(Beginning of RAW DATA)

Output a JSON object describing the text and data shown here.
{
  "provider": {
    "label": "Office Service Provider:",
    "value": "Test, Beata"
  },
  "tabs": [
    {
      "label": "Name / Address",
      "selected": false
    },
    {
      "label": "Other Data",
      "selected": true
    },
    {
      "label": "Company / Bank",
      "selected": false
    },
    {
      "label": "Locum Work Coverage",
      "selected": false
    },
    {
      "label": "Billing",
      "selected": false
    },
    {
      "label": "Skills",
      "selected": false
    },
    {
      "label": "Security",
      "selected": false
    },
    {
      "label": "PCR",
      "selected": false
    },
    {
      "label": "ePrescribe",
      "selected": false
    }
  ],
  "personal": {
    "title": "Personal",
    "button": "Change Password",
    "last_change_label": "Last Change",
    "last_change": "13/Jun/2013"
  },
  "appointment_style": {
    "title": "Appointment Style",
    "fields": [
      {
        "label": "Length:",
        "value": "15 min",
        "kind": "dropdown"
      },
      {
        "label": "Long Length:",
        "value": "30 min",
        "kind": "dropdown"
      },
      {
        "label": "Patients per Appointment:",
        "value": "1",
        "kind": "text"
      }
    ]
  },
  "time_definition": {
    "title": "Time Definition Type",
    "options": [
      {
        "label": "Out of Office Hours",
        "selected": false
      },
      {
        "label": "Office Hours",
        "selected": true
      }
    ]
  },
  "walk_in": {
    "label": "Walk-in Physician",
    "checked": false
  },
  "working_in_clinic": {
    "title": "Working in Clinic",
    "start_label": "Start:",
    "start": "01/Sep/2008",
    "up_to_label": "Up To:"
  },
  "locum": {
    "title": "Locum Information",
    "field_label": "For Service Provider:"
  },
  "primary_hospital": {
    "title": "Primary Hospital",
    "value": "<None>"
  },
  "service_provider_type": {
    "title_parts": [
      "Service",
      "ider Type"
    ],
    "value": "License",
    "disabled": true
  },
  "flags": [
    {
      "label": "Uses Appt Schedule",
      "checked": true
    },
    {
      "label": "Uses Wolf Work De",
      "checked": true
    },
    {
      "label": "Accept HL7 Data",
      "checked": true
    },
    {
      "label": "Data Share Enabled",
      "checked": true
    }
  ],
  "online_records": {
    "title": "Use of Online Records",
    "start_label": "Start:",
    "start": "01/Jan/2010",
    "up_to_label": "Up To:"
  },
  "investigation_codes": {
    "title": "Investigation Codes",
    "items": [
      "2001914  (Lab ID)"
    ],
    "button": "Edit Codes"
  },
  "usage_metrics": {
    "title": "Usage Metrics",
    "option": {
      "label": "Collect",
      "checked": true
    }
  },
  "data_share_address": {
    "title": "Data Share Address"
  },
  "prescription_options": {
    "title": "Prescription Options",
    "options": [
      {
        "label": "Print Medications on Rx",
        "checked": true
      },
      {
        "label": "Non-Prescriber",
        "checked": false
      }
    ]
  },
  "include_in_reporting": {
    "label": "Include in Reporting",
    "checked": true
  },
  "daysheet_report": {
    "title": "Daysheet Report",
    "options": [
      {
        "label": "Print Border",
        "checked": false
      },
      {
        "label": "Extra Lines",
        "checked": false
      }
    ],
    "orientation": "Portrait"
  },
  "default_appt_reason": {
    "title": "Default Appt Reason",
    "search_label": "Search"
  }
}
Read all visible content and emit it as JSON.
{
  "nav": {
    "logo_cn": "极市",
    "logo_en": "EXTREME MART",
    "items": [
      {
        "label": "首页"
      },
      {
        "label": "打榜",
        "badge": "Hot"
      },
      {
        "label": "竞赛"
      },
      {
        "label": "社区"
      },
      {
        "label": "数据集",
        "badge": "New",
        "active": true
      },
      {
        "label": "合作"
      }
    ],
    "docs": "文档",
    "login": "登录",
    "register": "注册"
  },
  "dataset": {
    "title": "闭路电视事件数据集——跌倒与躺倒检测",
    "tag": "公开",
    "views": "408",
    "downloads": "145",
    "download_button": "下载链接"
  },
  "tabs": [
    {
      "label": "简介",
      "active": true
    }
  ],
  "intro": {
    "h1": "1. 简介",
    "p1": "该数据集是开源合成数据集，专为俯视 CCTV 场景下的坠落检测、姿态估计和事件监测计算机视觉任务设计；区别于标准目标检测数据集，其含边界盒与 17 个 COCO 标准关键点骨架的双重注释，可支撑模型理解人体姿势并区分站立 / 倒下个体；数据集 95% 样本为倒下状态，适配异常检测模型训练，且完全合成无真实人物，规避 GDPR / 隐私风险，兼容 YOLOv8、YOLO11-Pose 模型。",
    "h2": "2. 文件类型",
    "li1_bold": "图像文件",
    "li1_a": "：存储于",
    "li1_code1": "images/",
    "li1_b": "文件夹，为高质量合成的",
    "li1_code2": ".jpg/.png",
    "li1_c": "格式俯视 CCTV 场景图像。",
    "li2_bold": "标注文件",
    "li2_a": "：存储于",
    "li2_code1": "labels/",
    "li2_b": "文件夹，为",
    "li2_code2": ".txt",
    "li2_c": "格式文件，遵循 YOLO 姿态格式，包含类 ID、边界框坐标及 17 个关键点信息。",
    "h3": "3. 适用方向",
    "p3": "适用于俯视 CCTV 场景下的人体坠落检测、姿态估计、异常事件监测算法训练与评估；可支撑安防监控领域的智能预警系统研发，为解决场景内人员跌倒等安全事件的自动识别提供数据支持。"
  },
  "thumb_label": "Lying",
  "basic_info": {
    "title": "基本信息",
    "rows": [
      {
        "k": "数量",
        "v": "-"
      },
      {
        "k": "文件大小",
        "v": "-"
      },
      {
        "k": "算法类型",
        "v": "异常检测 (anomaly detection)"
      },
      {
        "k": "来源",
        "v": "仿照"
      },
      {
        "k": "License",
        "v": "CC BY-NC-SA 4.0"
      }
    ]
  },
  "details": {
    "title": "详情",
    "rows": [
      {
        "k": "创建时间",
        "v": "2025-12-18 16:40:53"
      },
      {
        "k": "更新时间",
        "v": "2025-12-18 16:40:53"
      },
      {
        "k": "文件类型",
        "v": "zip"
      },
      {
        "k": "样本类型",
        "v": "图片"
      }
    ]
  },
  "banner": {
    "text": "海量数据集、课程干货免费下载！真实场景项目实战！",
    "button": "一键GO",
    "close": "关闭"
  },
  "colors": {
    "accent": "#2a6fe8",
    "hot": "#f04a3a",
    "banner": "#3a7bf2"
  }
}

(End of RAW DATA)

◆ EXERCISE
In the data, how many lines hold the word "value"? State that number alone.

◆ EXERCISE SOLUTION
6